Monday, September 18, 2017

How to Baste a Quilt with a Glue Stick

Quilt basting: everyone's least favorite part of the process.  In the past three years as CiL has grown and the number of quilts I finish vastly increased I've moved from pin basting to spray basting to glue basting.  Glue basting is easy and fast, which are the most important factors for me.  I've gotten a few questions recently so I figured it would be good to do a detailed post :)


I use plain old Elmer's glue sticks to baste.  I like the purple kind because it lets me see my glue lines. These are the extra large sticks, they usually cost a dollar and one will do about 1.5 large quilts.  Despite not changing my needle nearly as frequently as I should (you know we all do it) I have had NO issues with the glue gumming up the needle. If any of it is being transferred to the needle it's not noticeable at all.


Start by spreading out your batting on the floor (or any flat surface, I used to do it across the bed, and you will only do a section at a time). Having something stiff underneath like a large cutting mat does help. Spread out the top and make sure the batting is big enough.


Fold back about 18" -24" of the top edge (where you had it most precisely aligned) and quickly apply lines of glue about every 6". Obviously this wouldn't work with high loft batting, but with something like Warm and Natural, or this Quilter's Dream blend the batting doesn't try to warp or stretch.


Pull the folded up section of top back over the glued area and press firmly with your hands starting from the center.  Then fold up the longer, loose part of the top onto the part you just glued down.


Again, apply glue to a section about 18-24" long, pull the folded top back into place and press smooth.


I find it easiest to smooth and press the newly glued sections from on top of the quilt.  The working time with the glue is similar to with spray baste: not a whole lot, but enough.  Once the newly-glued part is stuck fold back the loose edge again and repeat.

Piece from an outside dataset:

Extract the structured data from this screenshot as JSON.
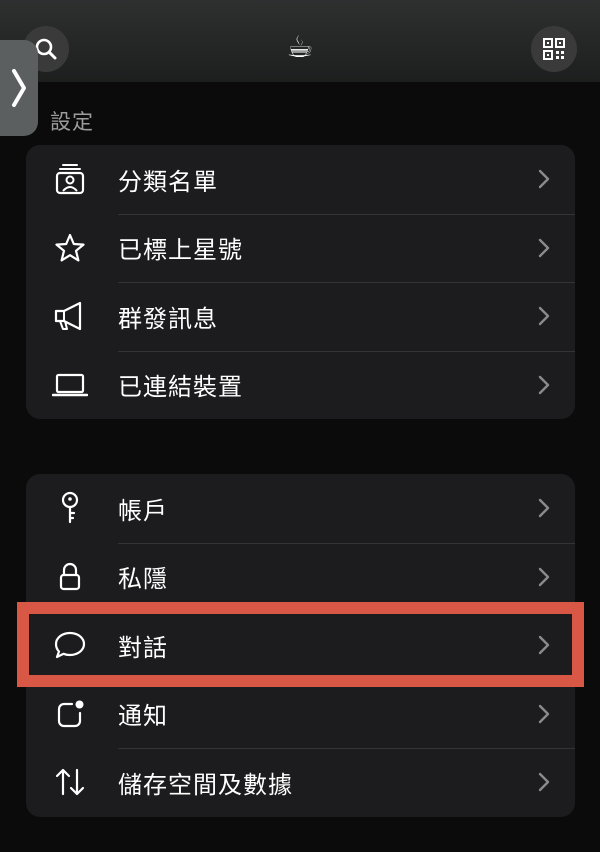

Keep this up until you've got the whole top attached. If you are working on a small surface (like a table or cutting mat) you can fold the finished part and pull the new up as you go.  Once the top is attached I usually trim my batting to within a couple inches of the top.

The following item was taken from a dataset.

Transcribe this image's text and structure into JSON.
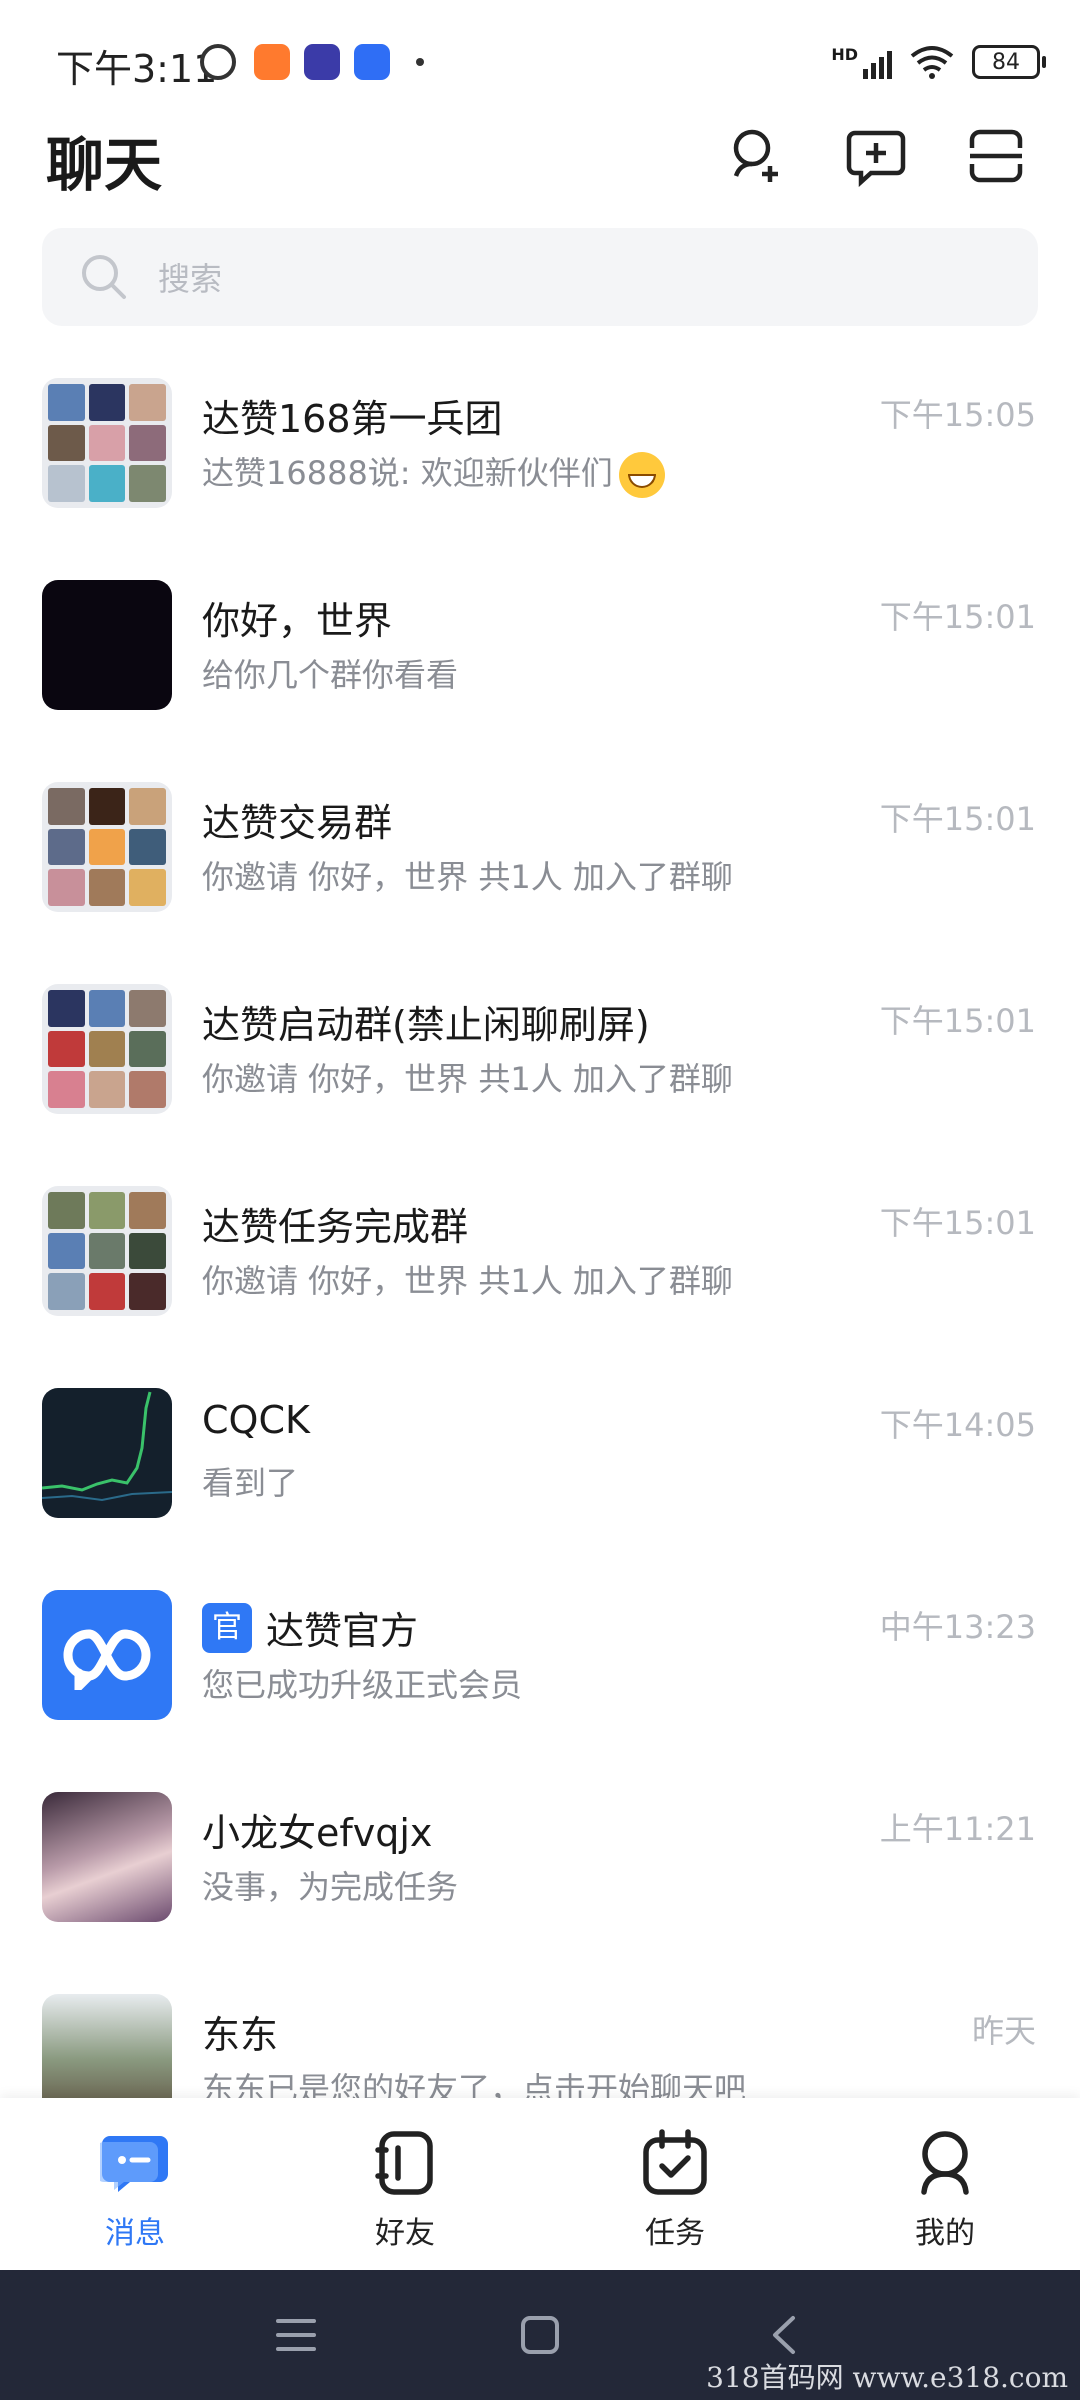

Flip the top-batting sandwich over and repeat the exact same process, starting with lining up the backing to make sure it's big enough.


Next step: quilting.  The diagram above is a (very) rough depiction of the approach I take to quilting on my domestic machine. Basically I start about 20" from the bottom of a long side, I work across the adjacent short side covering the outer (about) 20" of the quilt, turn the corner and go up the other long side, then down the other short side, then fill in whatever remains.  Often I use the quilt blocks as a guide.  This method keep me from accidentally skipping any areas and minimizes the bulk going through the throat of the machine at any given time.


My mid-arm quilting machine is one of those temperamental divas that only like certain kinds of thread.  Aurifil was recently kind enough to send TWO big cones of thread for Covered in Love. Note, this is not a sponsored post, they sent me thread without asking for anything in return and I just really want to say THANKS!


This kind of glue basting is obviously not for everyone, or for every quilt. You can't do this on a quilt that won't be washable. I don't think it would work for walking foot quilting or for very tight FMQ; the fabric isn't stretched taut enough and wrinkles would be inevitable.  I have seen techniques using thinned out bottled Elmer's glue to paint the entire surface of the batting, and I imagine that might work since every square inch is covered.  For me I find that the amount of shifting/wrinkling I get with this is very similar to what I had with pin basting.  For a loose, free motioned stipple it works perfectly!


For reference, this is my typical stipple density. That is a 12" block, and I have small hands.  After quilting I finish my quilts as usual and then toss them in the wash. I don't have to use extra soap or hot water or anything to get the glue out, it comes out fine. You can tell it's all gone once the rinse water is clear instead of purple. 

I hope this helps take some of the pain out of basting for you! If you have any questions please comment and I will do my best to answer them.